### RECORDS FOR PROCESSING
● ● ● ● ● ● ●

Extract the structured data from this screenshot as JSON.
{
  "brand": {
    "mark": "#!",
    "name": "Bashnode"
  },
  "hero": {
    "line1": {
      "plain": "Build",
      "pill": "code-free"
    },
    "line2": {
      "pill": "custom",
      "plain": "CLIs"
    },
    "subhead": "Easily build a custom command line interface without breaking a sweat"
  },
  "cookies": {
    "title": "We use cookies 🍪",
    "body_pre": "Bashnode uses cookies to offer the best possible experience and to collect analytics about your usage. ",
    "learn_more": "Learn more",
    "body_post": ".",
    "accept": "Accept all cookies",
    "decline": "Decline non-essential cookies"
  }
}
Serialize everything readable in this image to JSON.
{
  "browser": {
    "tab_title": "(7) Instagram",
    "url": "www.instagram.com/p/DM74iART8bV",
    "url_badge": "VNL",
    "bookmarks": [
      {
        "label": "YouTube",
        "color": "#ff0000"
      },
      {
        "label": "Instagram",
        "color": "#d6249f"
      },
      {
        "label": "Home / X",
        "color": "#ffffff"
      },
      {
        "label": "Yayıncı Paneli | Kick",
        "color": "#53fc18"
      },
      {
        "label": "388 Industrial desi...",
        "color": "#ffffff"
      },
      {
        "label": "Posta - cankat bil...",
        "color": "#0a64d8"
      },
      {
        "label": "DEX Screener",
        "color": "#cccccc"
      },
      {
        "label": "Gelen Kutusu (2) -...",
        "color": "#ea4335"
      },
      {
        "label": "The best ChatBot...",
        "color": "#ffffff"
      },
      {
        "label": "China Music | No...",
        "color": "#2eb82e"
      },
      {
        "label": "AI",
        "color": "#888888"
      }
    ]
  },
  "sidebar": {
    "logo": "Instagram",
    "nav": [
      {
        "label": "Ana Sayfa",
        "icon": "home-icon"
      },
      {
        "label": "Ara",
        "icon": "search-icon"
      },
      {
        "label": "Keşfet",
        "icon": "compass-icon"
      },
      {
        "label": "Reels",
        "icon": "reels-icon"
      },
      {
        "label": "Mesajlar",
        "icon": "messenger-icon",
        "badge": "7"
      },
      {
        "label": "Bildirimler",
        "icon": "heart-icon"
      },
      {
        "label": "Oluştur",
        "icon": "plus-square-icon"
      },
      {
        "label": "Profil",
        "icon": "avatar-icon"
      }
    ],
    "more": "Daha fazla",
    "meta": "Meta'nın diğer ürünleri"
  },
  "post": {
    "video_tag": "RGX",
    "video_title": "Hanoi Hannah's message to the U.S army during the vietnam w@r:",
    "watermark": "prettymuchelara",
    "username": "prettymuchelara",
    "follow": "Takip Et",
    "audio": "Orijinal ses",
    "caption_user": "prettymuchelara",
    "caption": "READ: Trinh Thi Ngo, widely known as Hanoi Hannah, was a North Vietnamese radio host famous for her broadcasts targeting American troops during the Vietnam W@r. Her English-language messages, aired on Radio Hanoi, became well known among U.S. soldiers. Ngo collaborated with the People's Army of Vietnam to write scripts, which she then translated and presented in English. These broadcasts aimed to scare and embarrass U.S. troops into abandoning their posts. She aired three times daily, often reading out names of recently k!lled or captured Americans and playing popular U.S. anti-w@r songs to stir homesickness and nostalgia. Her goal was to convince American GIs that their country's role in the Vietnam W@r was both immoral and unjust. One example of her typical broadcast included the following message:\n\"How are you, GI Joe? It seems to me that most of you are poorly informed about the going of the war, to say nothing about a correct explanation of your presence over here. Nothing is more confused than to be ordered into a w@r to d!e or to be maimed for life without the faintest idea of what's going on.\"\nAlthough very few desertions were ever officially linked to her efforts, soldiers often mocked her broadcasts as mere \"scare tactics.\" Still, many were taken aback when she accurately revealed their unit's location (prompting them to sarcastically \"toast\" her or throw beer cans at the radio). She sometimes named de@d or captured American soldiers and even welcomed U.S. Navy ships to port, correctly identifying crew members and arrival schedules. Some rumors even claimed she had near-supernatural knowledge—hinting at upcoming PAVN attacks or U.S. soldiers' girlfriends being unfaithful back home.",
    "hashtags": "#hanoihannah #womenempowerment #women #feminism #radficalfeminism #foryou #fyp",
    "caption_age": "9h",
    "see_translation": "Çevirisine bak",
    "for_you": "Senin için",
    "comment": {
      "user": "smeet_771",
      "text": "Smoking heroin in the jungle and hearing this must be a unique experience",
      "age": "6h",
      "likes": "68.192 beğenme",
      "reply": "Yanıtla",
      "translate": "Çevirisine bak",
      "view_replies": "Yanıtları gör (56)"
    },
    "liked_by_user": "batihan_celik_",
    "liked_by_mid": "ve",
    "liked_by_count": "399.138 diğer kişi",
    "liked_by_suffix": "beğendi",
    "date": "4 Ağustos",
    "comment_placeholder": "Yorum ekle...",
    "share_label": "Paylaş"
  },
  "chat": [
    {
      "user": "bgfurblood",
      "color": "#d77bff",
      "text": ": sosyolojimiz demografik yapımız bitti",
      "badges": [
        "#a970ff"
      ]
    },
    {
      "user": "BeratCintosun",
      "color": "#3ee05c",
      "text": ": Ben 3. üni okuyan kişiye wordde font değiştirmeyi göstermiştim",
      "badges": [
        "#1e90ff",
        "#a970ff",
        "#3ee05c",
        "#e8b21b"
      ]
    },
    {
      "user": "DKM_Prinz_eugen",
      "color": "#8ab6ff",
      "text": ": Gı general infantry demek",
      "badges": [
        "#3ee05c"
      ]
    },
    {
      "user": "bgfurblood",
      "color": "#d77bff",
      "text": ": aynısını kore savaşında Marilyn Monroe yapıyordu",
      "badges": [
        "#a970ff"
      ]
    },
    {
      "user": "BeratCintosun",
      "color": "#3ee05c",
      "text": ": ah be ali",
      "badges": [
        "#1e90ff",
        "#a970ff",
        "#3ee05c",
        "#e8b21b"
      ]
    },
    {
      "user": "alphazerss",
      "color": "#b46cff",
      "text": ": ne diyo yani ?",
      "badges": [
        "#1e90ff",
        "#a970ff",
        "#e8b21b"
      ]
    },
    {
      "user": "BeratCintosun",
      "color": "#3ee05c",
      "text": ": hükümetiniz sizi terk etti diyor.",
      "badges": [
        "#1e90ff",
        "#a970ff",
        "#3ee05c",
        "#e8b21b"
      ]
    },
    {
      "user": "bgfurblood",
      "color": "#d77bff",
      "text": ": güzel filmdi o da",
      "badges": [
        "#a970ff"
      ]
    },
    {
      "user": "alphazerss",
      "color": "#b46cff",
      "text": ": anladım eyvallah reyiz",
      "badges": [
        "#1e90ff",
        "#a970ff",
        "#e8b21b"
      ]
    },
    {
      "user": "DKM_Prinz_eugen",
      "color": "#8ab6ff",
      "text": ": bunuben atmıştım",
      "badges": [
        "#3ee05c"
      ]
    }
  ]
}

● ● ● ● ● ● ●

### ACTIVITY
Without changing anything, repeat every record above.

### SOLUTION BELOW
Extract the structured data from this screenshot as JSON.
{
  "brand": {
    "mark": "#!",
    "name": "Bashnode"
  },
  "hero": {
    "line1": {
      "plain": "Build",
      "pill": "code-free"
    },
    "line2": {
      "pill": "custom",
      "plain": "CLIs"
    },
    "subhead": "Easily build a custom command line interface without breaking a sweat"
  },
  "cookies": {
    "title": "We use cookies 🍪",
    "body_pre": "Bashnode uses cookies to offer the best possible experience and to collect analytics about your usage. ",
    "learn_more": "Learn more",
    "body_post": ".",
    "accept": "Accept all cookies",
    "decline": "Decline non-essential cookies"
  }
}
Serialize everything readable in this image to JSON.
{
  "browser": {
    "tab_title": "(7) Instagram",
    "url": "www.instagram.com/p/DM74iART8bV",
    "url_badge": "VNL",
    "bookmarks": [
      {
        "label": "YouTube",
        "color": "#ff0000"
      },
      {
        "label": "Instagram",
        "color": "#d6249f"
      },
      {
        "label": "Home / X",
        "color": "#ffffff"
      },
      {
        "label": "Yayıncı Paneli | Kick",
        "color": "#53fc18"
      },
      {
        "label": "388 Industrial desi...",
        "color": "#ffffff"
      },
      {
        "label": "Posta - cankat bil...",
        "color": "#0a64d8"
      },
      {
        "label": "DEX Screener",
        "color": "#cccccc"
      },
      {
        "label": "Gelen Kutusu (2) -...",
        "color": "#ea4335"
      },
      {
        "label": "The best ChatBot...",
        "color": "#ffffff"
      },
      {
        "label": "China Music | No...",
        "color": "#2eb82e"
      },
      {
        "label": "AI",
        "color": "#888888"
      }
    ]
  },
  "sidebar": {
    "logo": "Instagram",
    "nav": [
      {
        "label": "Ana Sayfa",
        "icon": "home-icon"
      },
      {
        "label": "Ara",
        "icon": "search-icon"
      },
      {
        "label": "Keşfet",
        "icon": "compass-icon"
      },
      {
        "label": "Reels",
        "icon": "reels-icon"
      },
      {
        "label": "Mesajlar",
        "icon": "messenger-icon",
        "badge": "7"
      },
      {
        "label": "Bildirimler",
        "icon": "heart-icon"
      },
      {
        "label": "Oluştur",
        "icon": "plus-square-icon"
      },
      {
        "label": "Profil",
        "icon": "avatar-icon"
      }
    ],
    "more": "Daha fazla",
    "meta": "Meta'nın diğer ürünleri"
  },
  "post": {
    "video_tag": "RGX",
    "video_title": "Hanoi Hannah's message to the U.S army during the vietnam w@r:",
    "watermark": "prettymuchelara",
    "username": "prettymuchelara",
    "follow": "Takip Et",
    "audio": "Orijinal ses",
    "caption_user": "prettymuchelara",
    "caption": "READ: Trinh Thi Ngo, widely known as Hanoi Hannah, was a North Vietnamese radio host famous for her broadcasts targeting American troops during the Vietnam W@r. Her English-language messages, aired on Radio Hanoi, became well known among U.S. soldiers. Ngo collaborated with the People's Army of Vietnam to write scripts, which she then translated and presented in English. These broadcasts aimed to scare and embarrass U.S. troops into abandoning their posts. She aired three times daily, often reading out names of recently k!lled or captured Americans and playing popular U.S. anti-w@r songs to stir homesickness and nostalgia. Her goal was to convince American GIs that their country's role in the Vietnam W@r was both immoral and unjust. One example of her typical broadcast included the following message:\n\"How are you, GI Joe? It seems to me that most of you are poorly informed about the going of the war, to say nothing about a correct explanation of your presence over here. Nothing is more confused than to be ordered into a w@r to d!e or to be maimed for life without the faintest idea of what's going on.\"\nAlthough very few desertions were ever officially linked to her efforts, soldiers often mocked her broadcasts as mere \"scare tactics.\" Still, many were taken aback when she accurately revealed their unit's location (prompting them to sarcastically \"toast\" her or throw beer cans at the radio). She sometimes named de@d or captured American soldiers and even welcomed U.S. Navy ships to port, correctly identifying crew members and arrival schedules. Some rumors even claimed she had near-supernatural knowledge—hinting at upcoming PAVN attacks or U.S. soldiers' girlfriends being unfaithful back home.",
    "hashtags": "#hanoihannah #womenempowerment #women #feminism #radficalfeminism #foryou #fyp",
    "caption_age": "9h",
    "see_translation": "Çevirisine bak",
    "for_you": "Senin için",
    "comment": {
      "user": "smeet_771",
      "text": "Smoking heroin in the jungle and hearing this must be a unique experience",
      "age": "6h",
      "likes": "68.192 beğenme",
      "reply": "Yanıtla",
      "translate": "Çevirisine bak",
      "view_replies": "Yanıtları gör (56)"
    },
    "liked_by_user": "batihan_celik_",
    "liked_by_mid": "ve",
    "liked_by_count": "399.138 diğer kişi",
    "liked_by_suffix": "beğendi",
    "date": "4 Ağustos",
    "comment_placeholder": "Yorum ekle...",
    "share_label": "Paylaş"
  },
  "chat": [
    {
      "user": "bgfurblood",
      "color": "#d77bff",
      "text": ": sosyolojimiz demografik yapımız bitti",
      "badges": [
        "#a970ff"
      ]
    },
    {
      "user": "BeratCintosun",
      "color": "#3ee05c",
      "text": ": Ben 3. üni okuyan kişiye wordde font değiştirmeyi göstermiştim",
      "badges": [
        "#1e90ff",
        "#a970ff",
        "#3ee05c",
        "#e8b21b"
      ]
    },
    {
      "user": "DKM_Prinz_eugen",
      "color": "#8ab6ff",
      "text": ": Gı general infantry demek",
      "badges": [
        "#3ee05c"
      ]
    },
    {
      "user": "bgfurblood",
      "color": "#d77bff",
      "text": ": aynısını kore savaşında Marilyn Monroe yapıyordu",
      "badges": [
        "#a970ff"
      ]
    },
    {
      "user": "BeratCintosun",
      "color": "#3ee05c",
      "text": ": ah be ali",
      "badges": [
        "#1e90ff",
        "#a970ff",
        "#3ee05c",
        "#e8b21b"
      ]
    },
    {
      "user": "alphazerss",
      "color": "#b46cff",
      "text": ": ne diyo yani ?",
      "badges": [
        "#1e90ff",
        "#a970ff",
        "#e8b21b"
      ]
    },
    {
      "user": "BeratCintosun",
      "color": "#3ee05c",
      "text": ": hükümetiniz sizi terk etti diyor.",
      "badges": [
        "#1e90ff",
        "#a970ff",
        "#3ee05c",
        "#e8b21b"
      ]
    },
    {
      "user": "bgfurblood",
      "color": "#d77bff",
      "text": ": güzel filmdi o da",
      "badges": [
        "#a970ff"
      ]
    },
    {
      "user": "alphazerss",
      "color": "#b46cff",
      "text": ": anladım eyvallah reyiz",
      "badges": [
        "#1e90ff",
        "#a970ff",
        "#e8b21b"
      ]
    },
    {
      "user": "DKM_Prinz_eugen",
      "color": "#8ab6ff",
      "text": ": bunuben atmıştım",
      "badges": [
        "#3ee05c"
      ]
    }
  ]
}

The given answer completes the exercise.